You crafted and submitted the perfect grant application. You feel a burst of excitement when, a month later, you see a response in your inbox from the funder. But when you open it, you're disappointed to read that you didn't receive the funding.
You were so confident you had submitted a winning proposal. What went wrong?
Well, let me start by saying that it's possible you did do everything right. Some funding is just extremely competitive, so while I know funders would like to be able to give to every worthy organization that applies, it's just not possible. However, there are certain things that could have caused the funder to choose another organization over yours.
You Weren't a Good Fit
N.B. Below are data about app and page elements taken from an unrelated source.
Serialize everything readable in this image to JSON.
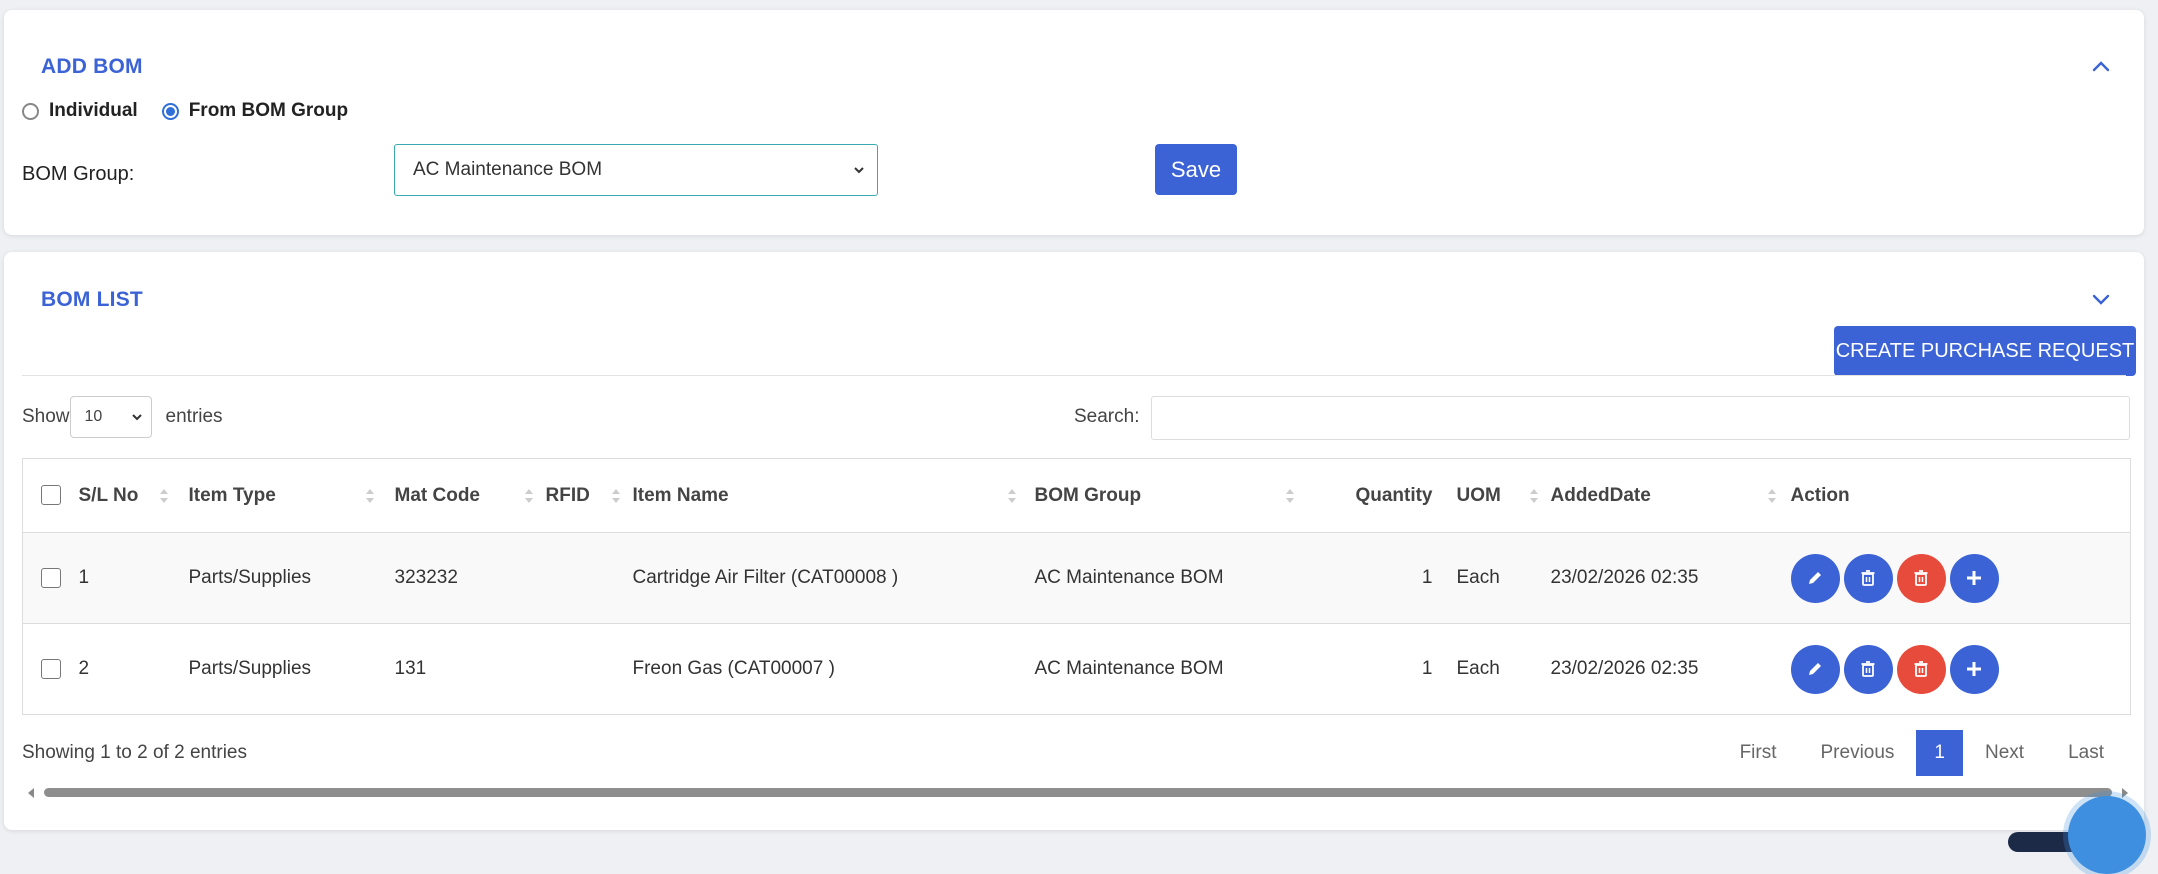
{
  "add_bom": {
    "title": "ADD BOM",
    "radio_individual": "Individual",
    "radio_group": "From BOM Group",
    "bom_group_label": "BOM Group:",
    "bom_group_value": "AC Maintenance BOM",
    "save_label": "Save"
  },
  "bom_list": {
    "title": "BOM LIST",
    "create_pr_label": "CREATE PURCHASE REQUEST",
    "show_label": "Show",
    "entries_value": "10",
    "entries_label": "entries",
    "search_label": "Search:",
    "search_value": "",
    "columns": [
      "S/L No",
      "Item Type",
      "Mat Code",
      "RFID",
      "Item Name",
      "BOM Group",
      "Quantity",
      "UOM",
      "AddedDate",
      "Action"
    ],
    "rows": [
      {
        "sl": "1",
        "item_type": "Parts/Supplies",
        "mat_code": "323232",
        "rfid": "",
        "item_name": "Cartridge Air Filter (CAT00008 )",
        "bom_group": "AC Maintenance BOM",
        "quantity": "1",
        "uom": "Each",
        "added_date": "23/02/2026 02:35"
      },
      {
        "sl": "2",
        "item_type": "Parts/Supplies",
        "mat_code": "131",
        "rfid": "",
        "item_name": "Freon Gas (CAT00007 )",
        "bom_group": "AC Maintenance BOM",
        "quantity": "1",
        "uom": "Each",
        "added_date": "23/02/2026 02:35"
      }
    ],
    "info": "Showing 1 to 2 of 2 entries",
    "pager": {
      "first": "First",
      "previous": "Previous",
      "current": "1",
      "next": "Next",
      "last": "Last"
    }
  },
  "colors": {
    "accent": "#3b63d6",
    "danger": "#e74b3c",
    "select_border": "#3aa9b0"
  },
  "icons": [
    "chevron-up-icon",
    "chevron-down-icon",
    "edit-icon",
    "trash-icon",
    "delete-icon",
    "plus-icon",
    "chat-icon"
  ]
}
Before applying, did you research the foundation and its priorities? Most foundations have specific focus areas for organizations they'll fund, so if your organization doesn't fit within those priorities, you likely won't be successful. For example, if you're working on behalf of an education nonprofit, you generally shouldn't apply to a foundation that lists healthcare and food insecurity as its priorities. (Of course, there is one caveat: If you have a program within your education nonprofit that focuses on food insecurity in your student population, then that could be a different story!)
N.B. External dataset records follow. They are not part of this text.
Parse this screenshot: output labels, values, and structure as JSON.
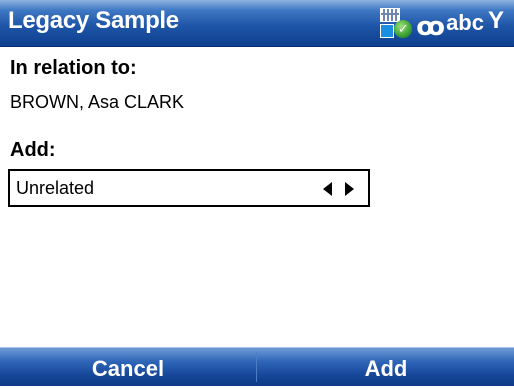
{
  "window": {
    "title": "Legacy Sample"
  },
  "status": {
    "input_mode_icon": "input-method-icon",
    "t9_glyph": "ꝏ",
    "input_mode_text": "abc",
    "signal_icon": "signal-antenna-icon",
    "signal_glyph": "Y"
  },
  "form": {
    "relation_label": "In relation to:",
    "relation_person": "BROWN, Asa CLARK",
    "add_label": "Add:",
    "add_selected": "Unrelated"
  },
  "softkeys": {
    "left": "Cancel",
    "right": "Add"
  }
}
Most funders also have specific items they like to fund within those focus areas. Some foundations like to award general operating grants (about 32%, in fact), while some will only fund specific programs. Also, if there's something a foundation specifically says it won't fund, such as salaries, don't apply for personnel funding!
The bottom line is that you should always pay close attention to what funders are looking for — before applying. Funders don't want their time wasted, and they don't want to waste yours either.
You Didn't Give Them What They Asked For
When funders put out a request for LOIs or open a grant funding cycle, they usually ask for supporting documentation from your organization that they can review in conjunction with your narrative. Nearly all will ask for your IRS 501(c)3 determination and financial documents, but there are other documents that you should have at the ready, such as your Board of Directors list, strategic plan and a list of key partners and funders.
Another supporting document that nearly all funders will ask for is your project budget. Please note that, unless you're applying for general operating funding, this budget is different from your organizational budget. Your project budget will pertain to the specific program you're seeking funding for, not your organization as a whole.
You Didn't Communicate Effectively
Maybe you didn't explain your programs in enough detail. Maybe you explained your programs in too much detail. Maybe you submitted your application with multiple spelling or grammar errors. In one way or another, communication may have been your issue.
Funders want to see activities, goals, and outcomes explained thoroughly, but also clearly and succinctly. Don't make them work to understand your programs, because there's a chance they'll opt for a more digestible application from another organization instead. Also, don't assume they know something about your programming — when you know your organization inside and out, it's easy to forget that others don't have the same background knowledge you do.
And it probably goes without saying that your grant narrative should be well-written and without typos (I can help you with that)!
I Wasn't Funded. Now what?
If the foundation didn't give you an explanation for its denial of funding, you can always reach out to ask for feedback on your application. Many funders welcome the opportunity to tell you why they decided not to fund your organization. And if they give you valuable feedback on your application in the current grant cycle, you'll be in great shape to implement those changes and come back with a stronger application in the next.